These cases can be interpreted as a clear illustration of potential impact of a political factor on Apple sales in Russia. It is important to clarify that both cases mentioned above relate to political factors that are associated with Apple in a direct manner. There is a wide range of additional factors such as the impact of international pressure groups, government-level trade restrictions and tariffs and industry-specific government initiatives that that might affect Apple performance along with performance of its competitors. Moreover, the nature of relationship between Apple’s home country USA and other countries may impact the company’s performance in relevant countries due to the fact that substantial share of revenues are generated outside of the US. Specifically, in 2014, net sales in US amounted to about USD68.9 billion, whereas net sales outside of US exceeded USD113.8 billion[4].

Economic Factors

Apple revenues can be negatively impacted by the general macroeconomic situation in the country. For example, the company reported decline of sales for the first quarter of 2016, its first quarterly sales decline in 13 years partially due to deterioration of the real economy[5]. Moreover, Apple generates about 65 per cent of its total sales from international markets[6] and as such its revenues are negatively affected by the current tendency of strengthening USD. Apple’s CEO Tim Cook adopted a currency hedging program in 2014 aimed at easing the negative effects of strengthening USD and the initiative saved the company USD 4.1 billion in fiscal year of  2015.[7] Nevertheless, hedging efforts can only compensate exchange rate losses to a certain extent and the foreign exchange risk for the company is not going away any time soon.

Rising costs of labour is another economic factor that has direct and significant implications on Apple revenues. The company has based its manufacturing units in China due to cost-efficiency of resources in general and cheaper human resources in particular. However, it has to be noted that labour cost in China has more than quadrupled during the last ten years[8] with an inevitable negative implications on Apple’s operational costs.
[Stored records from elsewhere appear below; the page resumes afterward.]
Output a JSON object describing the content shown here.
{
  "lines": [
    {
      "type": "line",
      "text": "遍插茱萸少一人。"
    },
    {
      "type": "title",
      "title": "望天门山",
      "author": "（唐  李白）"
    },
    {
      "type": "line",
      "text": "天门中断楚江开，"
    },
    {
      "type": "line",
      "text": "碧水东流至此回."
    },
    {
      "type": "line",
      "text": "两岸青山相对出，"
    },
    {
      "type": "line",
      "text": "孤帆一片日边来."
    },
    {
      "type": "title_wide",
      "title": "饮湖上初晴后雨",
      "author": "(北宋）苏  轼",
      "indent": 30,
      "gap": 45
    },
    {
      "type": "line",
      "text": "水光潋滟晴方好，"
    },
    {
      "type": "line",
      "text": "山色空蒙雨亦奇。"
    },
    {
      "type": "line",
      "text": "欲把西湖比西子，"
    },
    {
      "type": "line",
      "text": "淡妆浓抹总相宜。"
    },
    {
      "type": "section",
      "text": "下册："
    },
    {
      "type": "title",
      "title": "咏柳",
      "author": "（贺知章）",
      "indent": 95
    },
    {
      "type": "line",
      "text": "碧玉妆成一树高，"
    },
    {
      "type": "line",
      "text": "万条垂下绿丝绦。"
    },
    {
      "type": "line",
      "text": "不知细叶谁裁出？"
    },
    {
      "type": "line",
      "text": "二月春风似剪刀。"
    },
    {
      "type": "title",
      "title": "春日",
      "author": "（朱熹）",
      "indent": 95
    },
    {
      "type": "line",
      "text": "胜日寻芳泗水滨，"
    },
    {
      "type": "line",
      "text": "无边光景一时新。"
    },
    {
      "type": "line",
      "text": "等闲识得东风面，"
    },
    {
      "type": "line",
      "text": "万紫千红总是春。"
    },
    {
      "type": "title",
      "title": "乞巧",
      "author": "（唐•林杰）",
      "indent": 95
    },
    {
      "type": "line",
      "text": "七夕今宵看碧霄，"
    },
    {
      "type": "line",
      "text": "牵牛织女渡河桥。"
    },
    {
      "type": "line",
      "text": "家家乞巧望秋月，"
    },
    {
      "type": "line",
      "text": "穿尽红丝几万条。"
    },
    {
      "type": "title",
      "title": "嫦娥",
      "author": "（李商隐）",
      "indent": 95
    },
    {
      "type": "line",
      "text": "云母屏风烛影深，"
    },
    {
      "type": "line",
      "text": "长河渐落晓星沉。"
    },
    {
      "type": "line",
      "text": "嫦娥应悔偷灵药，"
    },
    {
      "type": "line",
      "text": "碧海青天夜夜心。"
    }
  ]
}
The company is also affected by increasing rate of inflation in the US due to its large amount of cash reserves.  Interestingly, one of many Apple’s investors, hedge fund billionaire David Einhorn has attempted to sue the company to force payment of dividends of USD137 billion[9] so that negative impact of inflation could be addressed. Moreover, due to the global scale of its operations, Apple is a net receiver of currencies other than the U.S. dollar. Accordingly, changes in exchange rates, and in particular a strengthening of the U.S. dollar, will negatively affect the Company’s net sales and gross margins as expressed in U.S. dollars[10]. Additional range of economic factors that impact Apple growth prospects include taxation rate, changes in prices of resources in general and human resources in particular and others.

Apple Inc. Report contains a full version of Apple PESTEL analysis. The report illustrates the application of the major analytical strategic frameworks in business studies such as SWOT, Porter’s Five Forces, Value Chain analysis and McKinsey 7S Model on Apple. Moreover, the report contains analyses of Apple business strategy, leadership, organizational structure and organizational culture. The report also comprises discussions of Apple marketing strategy and addresses issues of corporate social responsibility.



[1] Open Secrets (2017) Available at:

[2] Russia Today (2014) Available at:

[3] The Independent (2014) Available at:

[4] Annual Report (2014) Apple Inc.

[5] Grey, B. (2016) “Apple sales decline points to faultlines in global economy” World Socialist Web Site, Avilable at:

[6] Annual Report (2016) Apple Inc.

[7] Adinolfi, J. (2015) “Apple saved USD4.1 billion hedging against a rising dollar, says Stifel” Market Watch, Available at:

[8] Morris, D. (2015) “Will tech manufacturing stay in China?” Fortune, Available at:

[9]Neate, R. (2013) “David Einhorn Suing Apple Over Shareholder Cash” The Guardian, Available at:

[10] Annual Report (2014) Apple Inc.